Page and application data records:

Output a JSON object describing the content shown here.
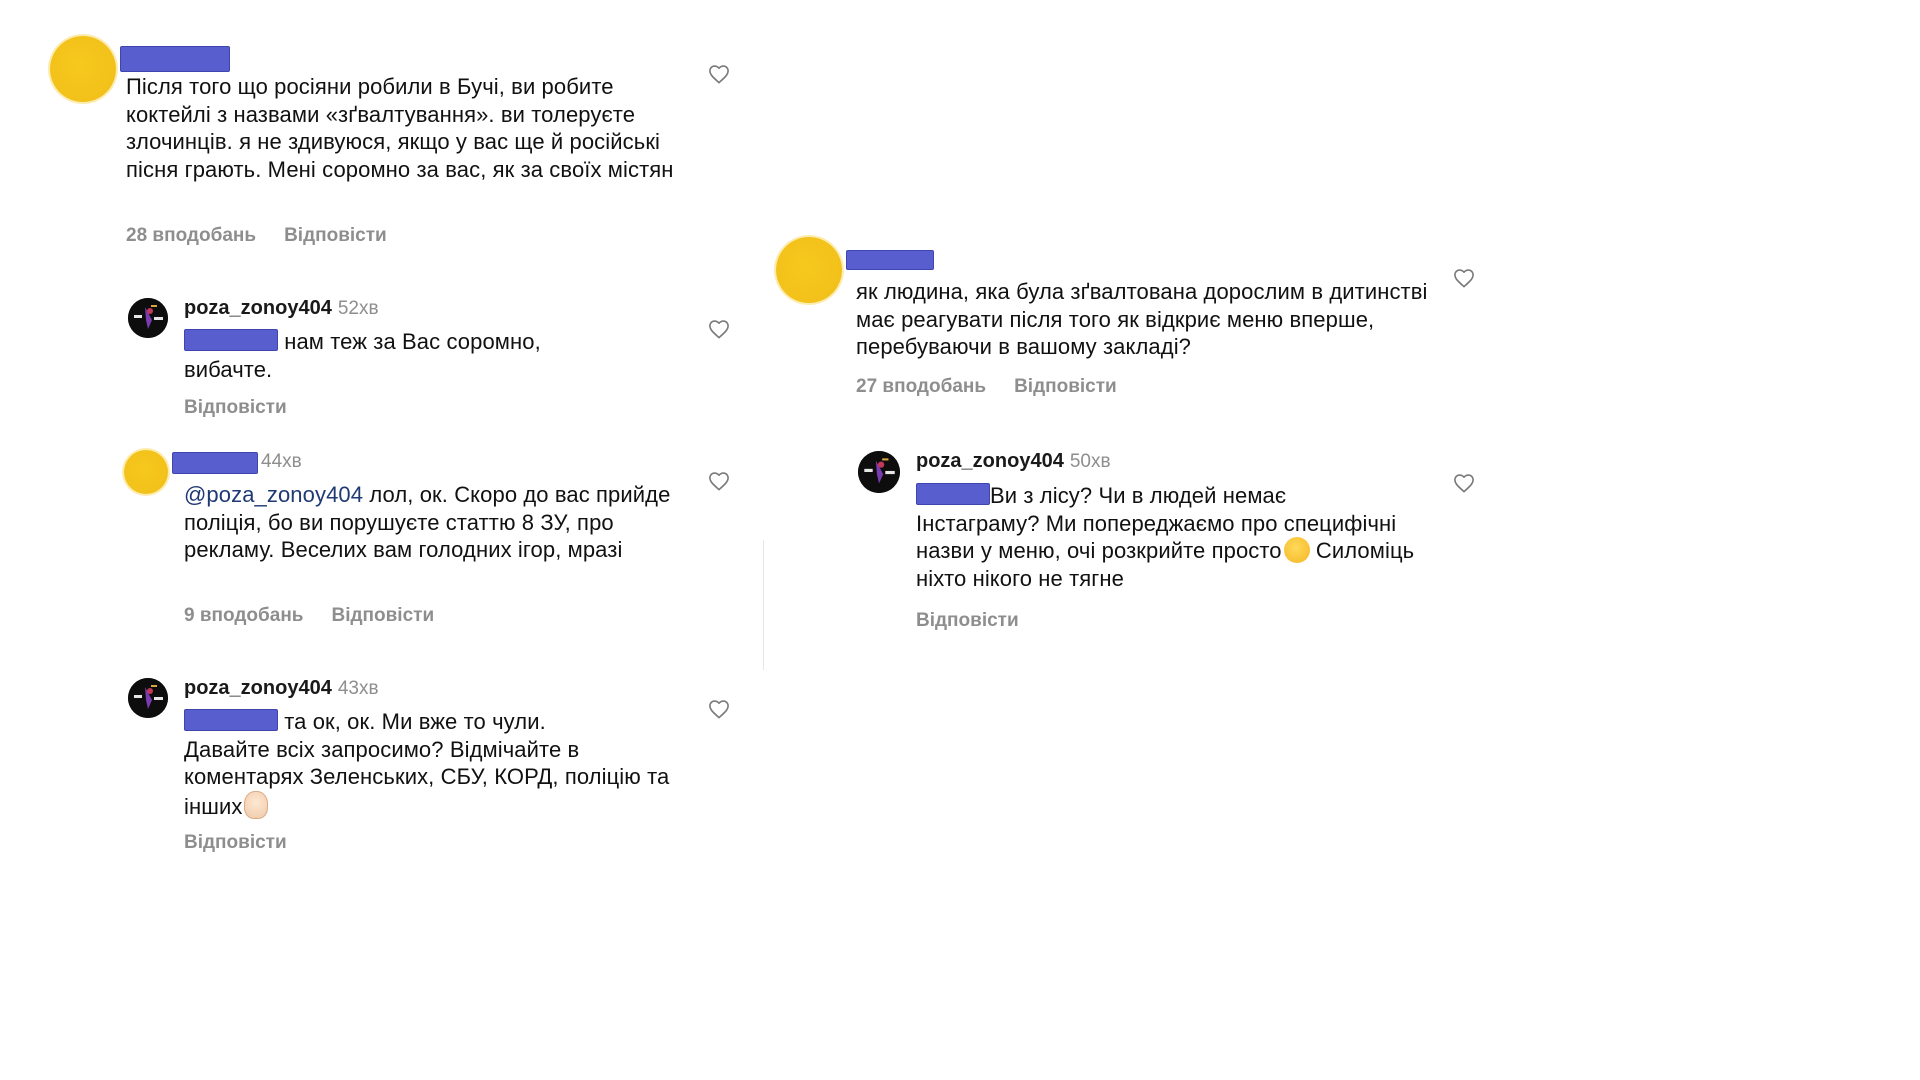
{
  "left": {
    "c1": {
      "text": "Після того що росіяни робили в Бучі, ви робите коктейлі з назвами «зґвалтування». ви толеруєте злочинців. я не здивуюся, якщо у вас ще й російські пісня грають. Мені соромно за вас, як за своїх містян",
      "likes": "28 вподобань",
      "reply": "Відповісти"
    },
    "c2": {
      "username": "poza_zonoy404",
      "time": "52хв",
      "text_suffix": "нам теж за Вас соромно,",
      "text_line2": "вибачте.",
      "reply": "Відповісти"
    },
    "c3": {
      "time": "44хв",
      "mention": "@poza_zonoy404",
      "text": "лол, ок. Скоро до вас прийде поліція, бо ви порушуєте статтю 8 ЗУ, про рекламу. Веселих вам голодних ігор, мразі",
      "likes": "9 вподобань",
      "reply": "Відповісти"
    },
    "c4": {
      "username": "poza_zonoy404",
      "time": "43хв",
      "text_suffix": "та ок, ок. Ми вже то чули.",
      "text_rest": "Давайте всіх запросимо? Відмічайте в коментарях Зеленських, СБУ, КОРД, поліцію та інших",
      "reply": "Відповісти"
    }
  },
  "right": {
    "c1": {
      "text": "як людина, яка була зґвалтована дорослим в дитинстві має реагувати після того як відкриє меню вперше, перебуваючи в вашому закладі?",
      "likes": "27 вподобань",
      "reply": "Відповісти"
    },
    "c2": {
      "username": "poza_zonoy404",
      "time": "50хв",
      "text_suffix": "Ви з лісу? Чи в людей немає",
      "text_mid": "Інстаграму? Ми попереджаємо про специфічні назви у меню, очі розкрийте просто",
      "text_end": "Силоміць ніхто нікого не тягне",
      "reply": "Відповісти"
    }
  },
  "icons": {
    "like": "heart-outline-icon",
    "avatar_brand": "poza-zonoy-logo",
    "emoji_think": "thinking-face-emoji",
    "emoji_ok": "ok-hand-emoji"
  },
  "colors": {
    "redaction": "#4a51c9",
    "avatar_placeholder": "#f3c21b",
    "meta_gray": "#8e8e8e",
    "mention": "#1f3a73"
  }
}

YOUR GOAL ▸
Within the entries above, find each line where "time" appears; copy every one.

TASK OUTPUT ▸
      "time": "52хв",
      "time": "44хв",
      "time": "43хв",
      "time": "50хв",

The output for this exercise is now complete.